Sec 2 Misuse of Drugs Act 1975

Class A controlled drug means the controlled drugs specified or described in Schedule 1 to this Act

20

Class A controlled drugs - examples

Class A controlled drugs are classified as such as their misuse poses a very high risk of harm to individuals and to society.

Some of the more well-known Class A controlled drugs include:

− Cocaine
− Heroin
− Lysergide (LSD)
− Methamphetamine
− Psilocybine (found in magic mushrooms)

21

Class B controlled drugs - def

Sec 2, Misuse of Drugs Act 1975

Class B controlled drug means the controlled drugs specified or described in Schedule 2 to this Act

22

Class B controlled drugs - examples

Class B controlled drugs are those that pose a high risk of harm and include:
− Amphetamine
− Cannabis preparations (such as cannabis oil and hashish)
− GHB (Fantasy)
− MDMA (Ecstasy)
− Morphine
− Opium
− Pseudoephedrine

23

Class C controlled drugs - def

Sec 2 Misuse of Drugs Act 1975

Class C controlled drug means the controlled drugs specified or described in Schedule 3 to this Act ; and includes any controlled drug analogue

24

Class C controlled drugs - examples

Class C controlled drugs pose a moderate risk of harm and include:
− Cannabis plant
− Cannabis seeds
− Benzylpiperazine (BZP)
− Controlled drug analogues

25

R v Strawbridge

It is not necessary for the Crown to establish knowledge on the part of the accused.

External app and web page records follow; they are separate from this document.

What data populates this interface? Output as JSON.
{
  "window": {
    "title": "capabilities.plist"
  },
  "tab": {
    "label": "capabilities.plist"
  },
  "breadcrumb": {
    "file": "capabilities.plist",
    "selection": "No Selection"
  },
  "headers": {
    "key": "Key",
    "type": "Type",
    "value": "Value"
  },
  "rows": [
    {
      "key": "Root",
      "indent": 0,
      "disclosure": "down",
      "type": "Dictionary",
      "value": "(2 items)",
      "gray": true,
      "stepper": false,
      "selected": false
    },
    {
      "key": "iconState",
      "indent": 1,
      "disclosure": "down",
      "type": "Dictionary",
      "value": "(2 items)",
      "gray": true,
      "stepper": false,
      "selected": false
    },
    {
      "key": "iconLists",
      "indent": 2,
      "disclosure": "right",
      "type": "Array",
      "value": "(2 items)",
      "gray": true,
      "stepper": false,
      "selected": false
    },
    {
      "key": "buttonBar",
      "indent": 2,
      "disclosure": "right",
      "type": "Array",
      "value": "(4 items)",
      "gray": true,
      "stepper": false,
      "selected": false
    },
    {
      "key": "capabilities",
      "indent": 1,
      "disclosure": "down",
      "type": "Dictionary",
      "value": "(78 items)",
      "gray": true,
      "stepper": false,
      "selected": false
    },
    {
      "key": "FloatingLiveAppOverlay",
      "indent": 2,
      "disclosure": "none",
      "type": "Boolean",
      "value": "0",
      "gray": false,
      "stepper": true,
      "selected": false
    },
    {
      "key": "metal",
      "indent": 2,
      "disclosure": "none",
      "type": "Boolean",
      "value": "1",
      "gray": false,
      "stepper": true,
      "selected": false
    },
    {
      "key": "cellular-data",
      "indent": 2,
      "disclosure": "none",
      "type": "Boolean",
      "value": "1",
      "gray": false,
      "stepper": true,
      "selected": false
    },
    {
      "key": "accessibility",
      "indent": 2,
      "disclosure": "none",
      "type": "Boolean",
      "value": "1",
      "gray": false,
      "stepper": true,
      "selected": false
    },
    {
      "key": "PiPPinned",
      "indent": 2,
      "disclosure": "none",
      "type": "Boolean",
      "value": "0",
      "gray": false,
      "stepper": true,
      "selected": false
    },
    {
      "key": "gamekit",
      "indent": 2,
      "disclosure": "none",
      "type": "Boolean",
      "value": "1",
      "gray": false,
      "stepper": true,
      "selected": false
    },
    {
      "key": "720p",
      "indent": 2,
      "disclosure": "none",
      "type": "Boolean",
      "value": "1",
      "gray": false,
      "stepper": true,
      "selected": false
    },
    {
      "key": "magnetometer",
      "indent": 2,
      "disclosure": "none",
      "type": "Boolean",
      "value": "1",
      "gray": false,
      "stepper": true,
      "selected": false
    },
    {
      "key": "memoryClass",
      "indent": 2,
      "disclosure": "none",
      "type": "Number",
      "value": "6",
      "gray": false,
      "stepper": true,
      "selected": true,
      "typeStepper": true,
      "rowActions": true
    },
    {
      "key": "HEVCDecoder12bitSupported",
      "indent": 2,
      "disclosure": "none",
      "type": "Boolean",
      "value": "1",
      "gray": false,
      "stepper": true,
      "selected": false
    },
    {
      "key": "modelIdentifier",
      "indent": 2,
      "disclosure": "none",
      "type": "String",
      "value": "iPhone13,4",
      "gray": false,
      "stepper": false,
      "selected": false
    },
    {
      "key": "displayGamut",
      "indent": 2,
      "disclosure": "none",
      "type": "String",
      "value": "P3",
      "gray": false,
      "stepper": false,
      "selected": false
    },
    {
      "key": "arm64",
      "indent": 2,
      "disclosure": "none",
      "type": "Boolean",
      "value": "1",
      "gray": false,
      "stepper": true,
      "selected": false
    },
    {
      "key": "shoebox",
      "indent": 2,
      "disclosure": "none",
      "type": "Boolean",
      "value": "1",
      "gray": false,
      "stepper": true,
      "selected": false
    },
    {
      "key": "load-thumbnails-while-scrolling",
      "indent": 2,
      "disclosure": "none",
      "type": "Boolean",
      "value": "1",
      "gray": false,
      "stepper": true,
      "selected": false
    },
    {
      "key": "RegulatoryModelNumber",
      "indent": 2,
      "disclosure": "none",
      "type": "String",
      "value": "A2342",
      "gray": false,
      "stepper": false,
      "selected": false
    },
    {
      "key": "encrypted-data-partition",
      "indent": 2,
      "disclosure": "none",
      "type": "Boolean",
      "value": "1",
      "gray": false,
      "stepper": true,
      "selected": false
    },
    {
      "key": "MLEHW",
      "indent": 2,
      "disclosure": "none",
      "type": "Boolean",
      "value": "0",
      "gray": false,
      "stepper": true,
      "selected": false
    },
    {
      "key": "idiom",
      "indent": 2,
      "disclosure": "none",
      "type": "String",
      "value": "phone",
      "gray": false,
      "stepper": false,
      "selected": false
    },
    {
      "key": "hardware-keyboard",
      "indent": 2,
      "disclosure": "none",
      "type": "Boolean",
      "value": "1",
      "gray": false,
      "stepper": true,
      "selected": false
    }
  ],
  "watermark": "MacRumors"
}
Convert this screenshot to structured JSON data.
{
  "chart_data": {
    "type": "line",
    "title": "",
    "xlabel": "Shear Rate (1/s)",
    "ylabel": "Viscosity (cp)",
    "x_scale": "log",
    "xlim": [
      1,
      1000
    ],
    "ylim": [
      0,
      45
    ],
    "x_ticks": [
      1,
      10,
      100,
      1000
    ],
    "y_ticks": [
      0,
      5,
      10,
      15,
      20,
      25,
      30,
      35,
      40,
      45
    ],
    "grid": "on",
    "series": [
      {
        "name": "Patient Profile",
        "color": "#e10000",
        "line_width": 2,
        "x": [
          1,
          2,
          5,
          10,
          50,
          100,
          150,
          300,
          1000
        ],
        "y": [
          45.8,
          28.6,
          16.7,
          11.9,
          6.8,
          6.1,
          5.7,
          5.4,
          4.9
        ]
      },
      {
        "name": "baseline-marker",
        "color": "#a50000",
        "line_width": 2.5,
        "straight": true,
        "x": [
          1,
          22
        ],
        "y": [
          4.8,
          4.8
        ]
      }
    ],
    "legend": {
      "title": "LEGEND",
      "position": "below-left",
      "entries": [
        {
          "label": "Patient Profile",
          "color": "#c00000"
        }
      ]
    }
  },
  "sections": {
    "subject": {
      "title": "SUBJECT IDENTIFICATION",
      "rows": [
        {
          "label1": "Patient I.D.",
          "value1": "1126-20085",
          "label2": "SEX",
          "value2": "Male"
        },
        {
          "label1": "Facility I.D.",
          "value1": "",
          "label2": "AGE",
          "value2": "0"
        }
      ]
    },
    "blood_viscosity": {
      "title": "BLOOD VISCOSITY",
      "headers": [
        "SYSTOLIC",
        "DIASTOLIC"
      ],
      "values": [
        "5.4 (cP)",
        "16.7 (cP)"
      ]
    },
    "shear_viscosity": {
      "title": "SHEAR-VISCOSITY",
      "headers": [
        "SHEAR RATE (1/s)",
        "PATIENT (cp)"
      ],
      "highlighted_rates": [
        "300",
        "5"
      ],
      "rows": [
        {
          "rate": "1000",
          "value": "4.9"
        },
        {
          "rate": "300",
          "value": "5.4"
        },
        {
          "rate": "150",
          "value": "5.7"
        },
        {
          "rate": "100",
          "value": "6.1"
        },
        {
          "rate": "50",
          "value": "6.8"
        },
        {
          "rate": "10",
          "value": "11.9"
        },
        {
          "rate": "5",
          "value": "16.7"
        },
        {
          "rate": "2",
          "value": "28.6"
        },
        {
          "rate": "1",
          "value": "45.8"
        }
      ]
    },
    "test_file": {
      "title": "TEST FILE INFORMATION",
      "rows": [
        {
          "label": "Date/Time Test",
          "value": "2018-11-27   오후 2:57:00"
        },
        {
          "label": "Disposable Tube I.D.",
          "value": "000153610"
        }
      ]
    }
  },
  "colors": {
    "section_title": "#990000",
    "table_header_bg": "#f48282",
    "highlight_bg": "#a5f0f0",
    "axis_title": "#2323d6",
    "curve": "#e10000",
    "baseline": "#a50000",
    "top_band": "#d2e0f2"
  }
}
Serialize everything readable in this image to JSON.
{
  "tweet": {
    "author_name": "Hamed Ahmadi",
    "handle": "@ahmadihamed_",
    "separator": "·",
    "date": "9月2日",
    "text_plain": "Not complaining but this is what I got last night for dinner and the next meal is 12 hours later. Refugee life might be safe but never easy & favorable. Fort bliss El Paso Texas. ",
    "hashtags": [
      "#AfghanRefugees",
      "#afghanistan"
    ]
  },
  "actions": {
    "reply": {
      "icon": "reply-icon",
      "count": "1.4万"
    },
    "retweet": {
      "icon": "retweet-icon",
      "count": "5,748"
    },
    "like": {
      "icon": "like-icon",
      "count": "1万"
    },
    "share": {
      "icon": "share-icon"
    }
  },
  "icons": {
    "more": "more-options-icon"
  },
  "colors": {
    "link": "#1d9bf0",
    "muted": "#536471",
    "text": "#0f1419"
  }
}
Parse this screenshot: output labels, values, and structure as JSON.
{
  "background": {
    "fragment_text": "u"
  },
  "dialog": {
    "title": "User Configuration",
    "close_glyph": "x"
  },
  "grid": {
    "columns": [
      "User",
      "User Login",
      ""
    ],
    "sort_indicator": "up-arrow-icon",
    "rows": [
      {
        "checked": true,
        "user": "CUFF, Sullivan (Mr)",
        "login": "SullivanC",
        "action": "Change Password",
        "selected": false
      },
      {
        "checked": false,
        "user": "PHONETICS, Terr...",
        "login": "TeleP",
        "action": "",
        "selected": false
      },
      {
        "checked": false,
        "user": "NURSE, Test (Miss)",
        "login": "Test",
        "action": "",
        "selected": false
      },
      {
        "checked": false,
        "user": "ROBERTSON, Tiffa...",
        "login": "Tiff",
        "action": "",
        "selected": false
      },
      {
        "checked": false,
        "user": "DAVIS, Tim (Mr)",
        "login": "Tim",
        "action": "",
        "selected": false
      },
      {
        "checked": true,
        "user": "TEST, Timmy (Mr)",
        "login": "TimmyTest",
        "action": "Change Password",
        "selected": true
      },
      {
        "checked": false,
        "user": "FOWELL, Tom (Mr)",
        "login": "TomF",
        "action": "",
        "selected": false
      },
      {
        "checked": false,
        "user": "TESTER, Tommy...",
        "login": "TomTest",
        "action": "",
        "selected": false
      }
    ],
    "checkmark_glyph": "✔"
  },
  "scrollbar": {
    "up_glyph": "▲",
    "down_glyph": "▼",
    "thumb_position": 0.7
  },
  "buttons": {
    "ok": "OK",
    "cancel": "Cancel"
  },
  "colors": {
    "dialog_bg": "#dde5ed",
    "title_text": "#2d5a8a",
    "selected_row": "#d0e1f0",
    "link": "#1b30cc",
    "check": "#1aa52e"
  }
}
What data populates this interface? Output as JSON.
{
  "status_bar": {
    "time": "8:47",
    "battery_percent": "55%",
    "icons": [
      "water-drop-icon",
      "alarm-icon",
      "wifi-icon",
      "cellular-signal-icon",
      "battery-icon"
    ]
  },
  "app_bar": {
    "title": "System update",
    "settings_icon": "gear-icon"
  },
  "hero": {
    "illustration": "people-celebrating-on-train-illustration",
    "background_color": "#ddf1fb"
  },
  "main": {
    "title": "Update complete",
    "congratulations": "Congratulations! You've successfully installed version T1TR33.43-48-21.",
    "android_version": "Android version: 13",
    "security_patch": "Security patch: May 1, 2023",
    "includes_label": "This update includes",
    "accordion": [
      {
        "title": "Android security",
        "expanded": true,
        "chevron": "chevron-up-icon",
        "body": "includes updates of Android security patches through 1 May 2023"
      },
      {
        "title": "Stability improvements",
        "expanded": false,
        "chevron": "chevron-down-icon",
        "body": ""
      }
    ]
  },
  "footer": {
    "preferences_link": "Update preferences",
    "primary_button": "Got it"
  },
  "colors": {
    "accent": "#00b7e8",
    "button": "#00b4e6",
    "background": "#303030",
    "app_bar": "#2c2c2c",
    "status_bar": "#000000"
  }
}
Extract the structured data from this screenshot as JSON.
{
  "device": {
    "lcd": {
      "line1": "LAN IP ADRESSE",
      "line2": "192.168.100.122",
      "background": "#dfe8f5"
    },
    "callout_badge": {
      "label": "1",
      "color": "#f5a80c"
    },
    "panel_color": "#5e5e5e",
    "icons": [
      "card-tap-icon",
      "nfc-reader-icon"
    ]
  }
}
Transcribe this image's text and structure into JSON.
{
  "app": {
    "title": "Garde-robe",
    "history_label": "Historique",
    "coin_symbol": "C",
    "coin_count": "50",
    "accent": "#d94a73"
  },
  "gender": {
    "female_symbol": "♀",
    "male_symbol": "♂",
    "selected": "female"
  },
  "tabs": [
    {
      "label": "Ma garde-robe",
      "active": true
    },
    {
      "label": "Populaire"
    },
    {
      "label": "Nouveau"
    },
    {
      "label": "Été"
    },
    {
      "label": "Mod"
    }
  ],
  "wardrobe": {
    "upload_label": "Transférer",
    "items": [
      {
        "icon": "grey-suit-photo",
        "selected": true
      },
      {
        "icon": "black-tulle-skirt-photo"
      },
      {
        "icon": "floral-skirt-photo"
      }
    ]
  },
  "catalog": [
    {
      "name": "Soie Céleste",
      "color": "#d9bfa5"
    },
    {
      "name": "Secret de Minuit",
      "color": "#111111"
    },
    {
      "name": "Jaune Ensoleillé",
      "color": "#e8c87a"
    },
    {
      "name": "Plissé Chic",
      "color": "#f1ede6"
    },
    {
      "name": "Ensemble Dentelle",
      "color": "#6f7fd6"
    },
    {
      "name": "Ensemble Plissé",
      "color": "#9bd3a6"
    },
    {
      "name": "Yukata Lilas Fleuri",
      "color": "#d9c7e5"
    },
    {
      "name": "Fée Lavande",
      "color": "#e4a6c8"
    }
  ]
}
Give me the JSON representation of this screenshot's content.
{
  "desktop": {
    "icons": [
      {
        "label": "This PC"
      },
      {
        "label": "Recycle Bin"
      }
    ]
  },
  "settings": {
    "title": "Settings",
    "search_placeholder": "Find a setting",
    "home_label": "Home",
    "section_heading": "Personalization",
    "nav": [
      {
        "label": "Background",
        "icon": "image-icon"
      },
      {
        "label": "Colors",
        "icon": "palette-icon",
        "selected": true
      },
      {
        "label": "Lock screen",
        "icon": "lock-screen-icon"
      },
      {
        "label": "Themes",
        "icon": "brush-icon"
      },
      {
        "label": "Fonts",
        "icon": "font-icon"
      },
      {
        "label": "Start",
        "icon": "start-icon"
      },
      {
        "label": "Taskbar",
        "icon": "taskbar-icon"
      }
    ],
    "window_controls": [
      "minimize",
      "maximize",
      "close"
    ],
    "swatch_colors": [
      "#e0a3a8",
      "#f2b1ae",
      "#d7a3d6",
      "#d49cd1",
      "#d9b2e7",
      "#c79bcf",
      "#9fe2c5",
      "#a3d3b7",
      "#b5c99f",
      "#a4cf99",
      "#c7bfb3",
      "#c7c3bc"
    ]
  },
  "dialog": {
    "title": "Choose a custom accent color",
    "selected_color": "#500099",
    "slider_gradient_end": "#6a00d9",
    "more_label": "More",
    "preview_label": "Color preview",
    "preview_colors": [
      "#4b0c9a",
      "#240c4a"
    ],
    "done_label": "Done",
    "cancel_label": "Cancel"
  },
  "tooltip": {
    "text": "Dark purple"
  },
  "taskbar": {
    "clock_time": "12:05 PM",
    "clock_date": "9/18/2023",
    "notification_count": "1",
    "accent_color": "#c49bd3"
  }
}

In the absence of evidence to the contrary knowledge on her part will be presumed, but if there is some evidence that the accused honestly believed on reasonable grounds that her act was innocent, then she is entitled to be acquitted unless the jury is satisfied beyond reasonable doubt that this was not so.

26

Mistake as to nature of controlled drug

While guilty knowledge is an essential element, section 29 provides that it is not a defence that the defendant did not know the substance in question was the particular controlled drug alleged.

For example, it would not be a defence to a charge of supplying heroin if the defendant believed the drug he had supplied was in fact cocaine.

27

Police v Emerali

“…the serious offence of … possessing a narcotic does not extend to some minute and useless residue of the substance”.

28

R v Rua

The words “produce” or “manufacture” in s 6(1)(b) broadly cover the creation of controlled drugs by some form of process which changes the original substances into a particular controlled drug.

29

Producing

To “produce” means to bring something into being, or to bring something into existence from its raw materials or elements.
The term is further defined in legislation as including “compound”.

Sec 2 Misuse of Drugs Act 1975
Produce includes compound; and production has a corresponding meaning

30

Manufacturing

Manufacturing is the process of synthesis; combining components or processing raw materials to create a new substance.

Common examples include manufacturing methamphetamine from pseudoephedrine, or manufacturing heroin from morphine.